Start of Block

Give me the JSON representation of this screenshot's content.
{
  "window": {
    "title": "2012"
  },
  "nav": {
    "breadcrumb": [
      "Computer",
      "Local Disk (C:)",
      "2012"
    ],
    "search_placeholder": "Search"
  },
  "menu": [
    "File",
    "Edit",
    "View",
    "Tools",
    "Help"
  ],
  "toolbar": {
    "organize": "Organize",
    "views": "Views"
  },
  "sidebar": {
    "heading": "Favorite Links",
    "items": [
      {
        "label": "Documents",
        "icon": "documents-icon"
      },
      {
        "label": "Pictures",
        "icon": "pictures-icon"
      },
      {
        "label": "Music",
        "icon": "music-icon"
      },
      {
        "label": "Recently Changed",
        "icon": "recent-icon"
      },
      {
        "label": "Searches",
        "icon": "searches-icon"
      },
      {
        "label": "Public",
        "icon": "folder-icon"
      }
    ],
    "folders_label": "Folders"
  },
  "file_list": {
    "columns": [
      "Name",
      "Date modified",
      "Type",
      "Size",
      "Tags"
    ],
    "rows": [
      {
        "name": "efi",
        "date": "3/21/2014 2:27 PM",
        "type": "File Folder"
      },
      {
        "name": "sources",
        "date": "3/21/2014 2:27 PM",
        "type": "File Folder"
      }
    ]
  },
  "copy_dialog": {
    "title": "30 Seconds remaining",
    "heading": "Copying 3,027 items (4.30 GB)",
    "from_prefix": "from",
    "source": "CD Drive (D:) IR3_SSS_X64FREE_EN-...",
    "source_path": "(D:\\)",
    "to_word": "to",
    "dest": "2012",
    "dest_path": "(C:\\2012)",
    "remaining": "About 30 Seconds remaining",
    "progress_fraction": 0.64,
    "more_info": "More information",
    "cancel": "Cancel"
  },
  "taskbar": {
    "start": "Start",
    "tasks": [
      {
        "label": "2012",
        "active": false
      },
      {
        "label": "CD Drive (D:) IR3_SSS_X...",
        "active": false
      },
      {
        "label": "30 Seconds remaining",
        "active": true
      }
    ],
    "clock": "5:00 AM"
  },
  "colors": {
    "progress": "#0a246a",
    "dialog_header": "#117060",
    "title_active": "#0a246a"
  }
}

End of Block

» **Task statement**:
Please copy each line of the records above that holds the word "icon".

» **Exercise output**:
        "icon": "documents-icon"
        "icon": "pictures-icon"
        "icon": "music-icon"
        "icon": "recent-icon"
        "icon": "searches-icon"
        "icon": "folder-icon"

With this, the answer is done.